In true 'Lucy In The Sky' fashion I find a recipe and make it my own depending on what is available in my store cupboards. This is the recipe I devised based on the 'Blackcurrant Swirl Cheesecake' recipe from my
'Five Recipes to Make with Fresh Blackcurrants' post yesterday.
Blackcurrant Marbled Cheesecake
For the Base
300g of crushed Chocolate Digestive Biscuits
125g of melted butter
(If you have never used Chocolate Digestives for a biscuit base before Oooo, give it a try!)
For the Cheesecake Mix
450g of Curd Cheese (Lower in fat than cream cheese, see who says I am not health conscious!)
1tsp of Vanilla Essence
2 Beaten eggs
2 tbls of Natural Yogurt
For the Blackcurrant Puree
400g of Blackcurrants
100g of Sugar
First make the Blackcurrant Puree. Place the blackcurrants in a saucepan and simmer gently until they are all soft and broken down. Rub them through a metal sieve. This is easier when they have cooled. Stir in the sugar.
For the base mix the crushed Chocolate Digestives with the melted butter and press in to an 8 inch Flan dish.
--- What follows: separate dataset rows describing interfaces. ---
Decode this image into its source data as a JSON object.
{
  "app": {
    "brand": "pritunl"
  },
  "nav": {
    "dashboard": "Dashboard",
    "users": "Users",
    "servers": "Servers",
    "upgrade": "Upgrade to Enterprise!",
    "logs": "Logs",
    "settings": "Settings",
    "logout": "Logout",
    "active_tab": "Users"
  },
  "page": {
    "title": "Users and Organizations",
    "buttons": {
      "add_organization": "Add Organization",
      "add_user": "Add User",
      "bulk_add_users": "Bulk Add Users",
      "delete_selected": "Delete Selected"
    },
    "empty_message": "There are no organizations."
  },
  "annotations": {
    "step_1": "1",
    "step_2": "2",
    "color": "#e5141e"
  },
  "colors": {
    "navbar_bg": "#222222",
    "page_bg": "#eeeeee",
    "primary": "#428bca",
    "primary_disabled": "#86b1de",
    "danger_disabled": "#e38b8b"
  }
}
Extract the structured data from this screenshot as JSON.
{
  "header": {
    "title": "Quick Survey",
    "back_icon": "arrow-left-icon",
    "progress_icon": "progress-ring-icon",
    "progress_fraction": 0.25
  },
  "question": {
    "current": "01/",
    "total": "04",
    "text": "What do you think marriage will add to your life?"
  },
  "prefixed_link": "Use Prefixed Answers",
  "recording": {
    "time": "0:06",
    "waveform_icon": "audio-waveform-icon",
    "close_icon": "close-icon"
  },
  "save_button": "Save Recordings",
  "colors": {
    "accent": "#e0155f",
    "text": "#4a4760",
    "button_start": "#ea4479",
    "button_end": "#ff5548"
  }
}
Put it into the fridge to cool.
For the Cheescake, mix the Curd Cheese, Natural Yogurt, Sugar, Eggs and Vanilla Essence.
Place the Cheesecake mix on top of the flan base. Drizzle the Blackcurrant Puree over the top and use a skewer to swirl a 'Marbled' effect.
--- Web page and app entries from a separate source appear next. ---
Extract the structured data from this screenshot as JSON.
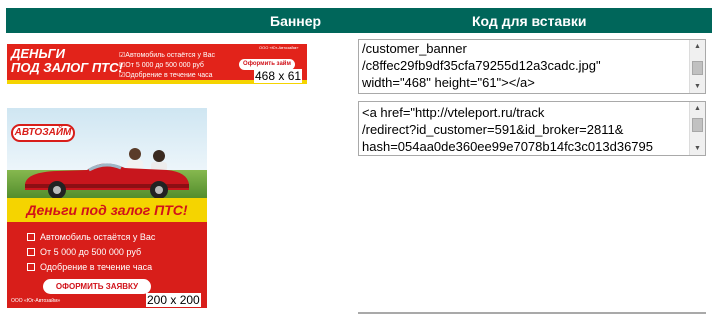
{
  "header": {
    "col_banner": "Баннер",
    "col_code": "Код для вставки",
    "bg_color": "#00665a"
  },
  "banners": [
    {
      "size_label": "468 x 61",
      "title_line1": "ДЕНЬГИ",
      "title_line2": "ПОД ЗАЛОГ ПТС!",
      "features": [
        "Автомобиль остаётся у Вас",
        "От 5 000 до 500 000 руб",
        "Одобрение в течение часа"
      ],
      "button": "Оформить займ",
      "brand": "ООО «Юг-Автозайм»",
      "code_text": "/customer_banner\n/c8ffec29fb9df35cfa79255d12a3cadc.jpg\"\nwidth=\"468\" height=\"61\"></a>"
    },
    {
      "size_label": "200 x 200",
      "logo": "АВТОЗАЙМ",
      "headline": "Деньги под залог ПТС!",
      "features": [
        "Автомобиль остаётся у Вас",
        "От 5 000 до 500 000 руб",
        "Одобрение в течение часа"
      ],
      "button": "ОФОРМИТЬ ЗАЯВКУ",
      "brand": "ООО «Юг-Автозайм»",
      "code_text": "<a href=\"http://vteleport.ru/track\n/redirect?id_customer=591&id_broker=2811&\nhash=054aa0de360ee99e7078b14fc3c013d36795"
    }
  ],
  "colors": {
    "brand_red": "#d81e1a",
    "accent_yellow": "#f5d400",
    "header_green": "#00665a"
  },
  "icons": {
    "scroll_up": "triangle-up-icon",
    "scroll_down": "triangle-down-icon",
    "check": "checkbox-icon"
  }
}
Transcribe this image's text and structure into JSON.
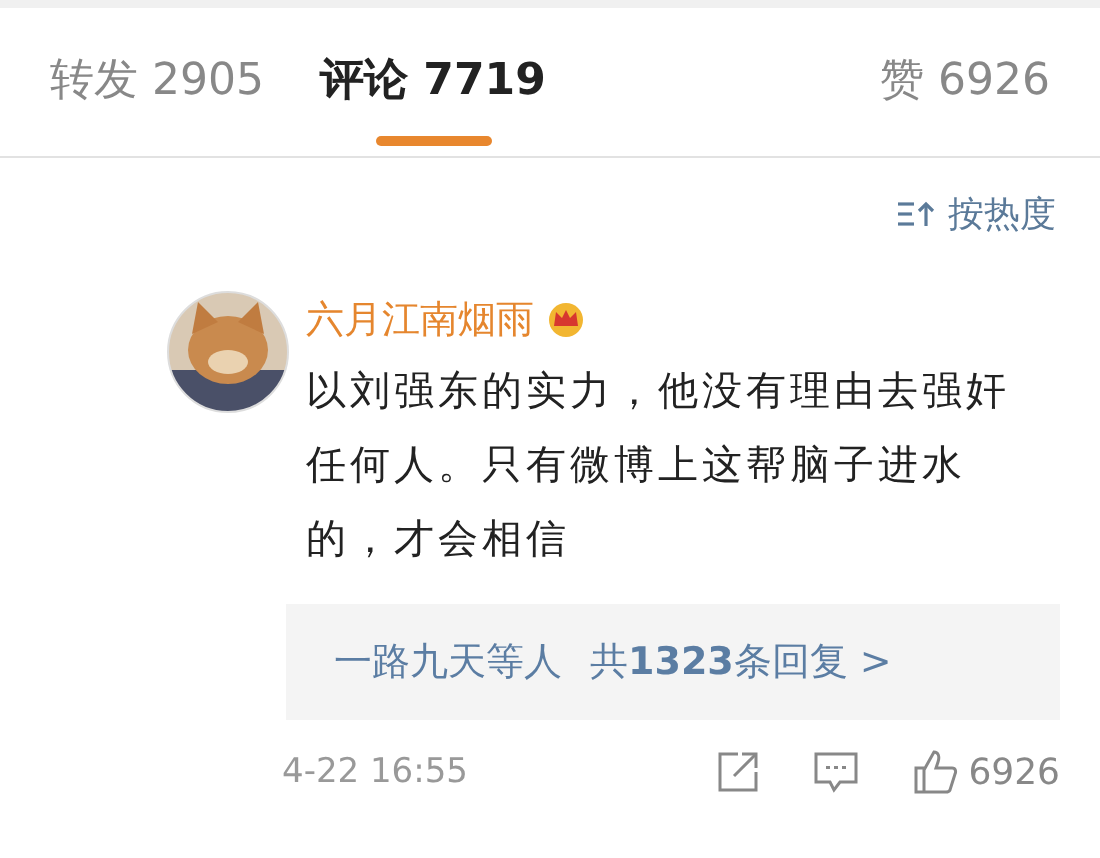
{
  "tabs": [
    {
      "label": "转发",
      "count": "2905",
      "selected": false
    },
    {
      "label": "评论",
      "count": "7719",
      "selected": true
    },
    {
      "label": "赞",
      "count": "6926",
      "selected": false
    }
  ],
  "sort": {
    "label": "按热度"
  },
  "comment": {
    "author": "六月江南烟雨",
    "vip": true,
    "text": "以刘强东的实力，他没有理由去强奸任何人。只有微博上这帮脑子进水的，才会相信",
    "replies": {
      "authors": "一路九天等人",
      "count": "共**1323**条回复 >"
    },
    "time": "4-22 16:55",
    "likes": "6926"
  }
}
Bake the Cheesecake in the oven on Gas mark 1, (140C, 270F) for 1 hour.
Does this count as one of my five pieces of fresh fruit and vegetables a day? Bring on the Blackcurrants.
Thank you for all your lovely comments yesterday, I feel like I am having my own
'Blackcurrant - Food Festival' in celebration of these little Black Juicy Gems. You can read more about the Blackcurrant here at:
The Blackcurrant Foundation. Blackcurrants have climbed the ranks in scientific studies to earn the title of 'The Number One Super food'. They contain three times more Vitamin C than an Orange and are extremely rich in disease fighting antioxidants. They have health benefits for Cardiovascular, Aging and Brain function, Eyes and Vision, Asthma and Urinary Tract health to name but a few. They have been grown and used by herbalists in the UK since The Middle Ages. The British Isles produces 13,000 tonnes each year. I think they need to be re-named, 'The Wonder Berry'.